When President Obama was elected, millions of Americans wondered whether the country’s long history of racial turbulence was finally over. But many people, particularly some well-known African-American leaders, were quick to say: It’s a nice thought, but don’t count on it.
And it seems they were right.
A solid majority of Americans outwardly express prejudice toward black Americans, according to a recent poll by the Associated Press. It didn’t matter whether the questions asked were explicit or implicit about racial attitudes; more Americans are prejudiced toward blacks since Obama took office in 2008.
And more have anti-Hispanic attitudes, too, according to the poll.
Disappointing? Yes. Surprising? A little.
But the signs have been apparent for awhile. The Southern Poverty Law Center has reported an increase in the number of Neo-Nazi and white-extremist groups.
We’ve seen the president dogged by questions about his citizenship through much of his term. The prevalence of coded language, referring to him as the community organizer, food stamp, and welfare president, draws little protest from Republicans.

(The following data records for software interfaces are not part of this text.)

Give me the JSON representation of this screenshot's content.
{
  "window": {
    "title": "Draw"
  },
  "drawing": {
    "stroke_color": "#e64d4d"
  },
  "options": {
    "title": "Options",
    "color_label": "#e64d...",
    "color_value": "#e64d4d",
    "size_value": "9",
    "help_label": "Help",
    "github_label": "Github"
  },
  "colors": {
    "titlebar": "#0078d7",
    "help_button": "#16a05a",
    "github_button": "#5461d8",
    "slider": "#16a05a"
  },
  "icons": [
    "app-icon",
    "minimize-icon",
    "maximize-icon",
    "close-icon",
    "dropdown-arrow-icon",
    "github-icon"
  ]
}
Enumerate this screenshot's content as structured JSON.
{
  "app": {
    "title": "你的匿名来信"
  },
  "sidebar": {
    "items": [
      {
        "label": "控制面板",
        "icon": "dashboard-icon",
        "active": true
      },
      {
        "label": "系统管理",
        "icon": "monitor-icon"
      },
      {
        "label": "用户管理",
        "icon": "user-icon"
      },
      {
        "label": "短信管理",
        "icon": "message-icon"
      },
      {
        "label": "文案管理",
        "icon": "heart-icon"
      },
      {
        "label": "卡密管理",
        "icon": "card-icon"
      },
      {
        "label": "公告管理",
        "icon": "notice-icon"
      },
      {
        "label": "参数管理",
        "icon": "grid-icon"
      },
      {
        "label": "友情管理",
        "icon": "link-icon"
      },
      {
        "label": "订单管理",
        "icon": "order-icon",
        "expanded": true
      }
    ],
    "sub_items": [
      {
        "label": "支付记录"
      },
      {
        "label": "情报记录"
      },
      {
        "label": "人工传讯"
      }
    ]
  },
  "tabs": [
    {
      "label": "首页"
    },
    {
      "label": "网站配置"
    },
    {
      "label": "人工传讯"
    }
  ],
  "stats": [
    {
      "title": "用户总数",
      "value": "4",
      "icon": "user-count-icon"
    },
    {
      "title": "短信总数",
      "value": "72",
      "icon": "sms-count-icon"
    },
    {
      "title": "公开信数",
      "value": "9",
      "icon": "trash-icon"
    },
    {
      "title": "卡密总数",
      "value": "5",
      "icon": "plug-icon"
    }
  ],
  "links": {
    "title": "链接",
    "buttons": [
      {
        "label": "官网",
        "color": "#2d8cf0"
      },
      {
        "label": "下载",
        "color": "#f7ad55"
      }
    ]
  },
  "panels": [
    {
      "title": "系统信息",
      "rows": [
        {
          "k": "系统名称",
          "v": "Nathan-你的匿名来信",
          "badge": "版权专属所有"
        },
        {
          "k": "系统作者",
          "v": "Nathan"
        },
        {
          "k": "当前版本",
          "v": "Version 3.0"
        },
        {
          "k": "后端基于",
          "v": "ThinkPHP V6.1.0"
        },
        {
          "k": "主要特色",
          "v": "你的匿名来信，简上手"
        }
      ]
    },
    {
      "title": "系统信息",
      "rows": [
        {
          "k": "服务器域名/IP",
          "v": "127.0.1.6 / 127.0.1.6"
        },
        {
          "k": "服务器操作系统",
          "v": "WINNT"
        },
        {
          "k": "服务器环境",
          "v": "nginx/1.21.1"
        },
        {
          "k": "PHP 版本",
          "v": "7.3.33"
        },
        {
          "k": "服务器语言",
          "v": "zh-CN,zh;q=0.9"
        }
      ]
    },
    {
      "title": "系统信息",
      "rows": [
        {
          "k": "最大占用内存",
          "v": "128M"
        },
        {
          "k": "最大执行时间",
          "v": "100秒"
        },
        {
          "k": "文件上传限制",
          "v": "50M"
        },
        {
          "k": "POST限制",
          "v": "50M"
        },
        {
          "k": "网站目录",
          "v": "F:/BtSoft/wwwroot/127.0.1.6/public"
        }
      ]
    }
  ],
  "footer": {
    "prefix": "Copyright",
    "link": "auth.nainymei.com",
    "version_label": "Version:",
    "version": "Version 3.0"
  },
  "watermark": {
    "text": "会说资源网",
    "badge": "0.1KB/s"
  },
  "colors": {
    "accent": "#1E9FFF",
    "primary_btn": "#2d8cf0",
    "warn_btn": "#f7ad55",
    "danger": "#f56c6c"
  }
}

And just days ago, Senator John Sununu said General Colin Powell’s endorsement of Obama for a second term was, like that of many African-Americans, racially motivated.
Maybe the rise of racism is a response to a slow economic recovery that hasn’t been kind to working-class white males. Or maybe the country is coming to terms with a population that is increasingly diverse; a future where whites could someday be a minority is not the America many envision.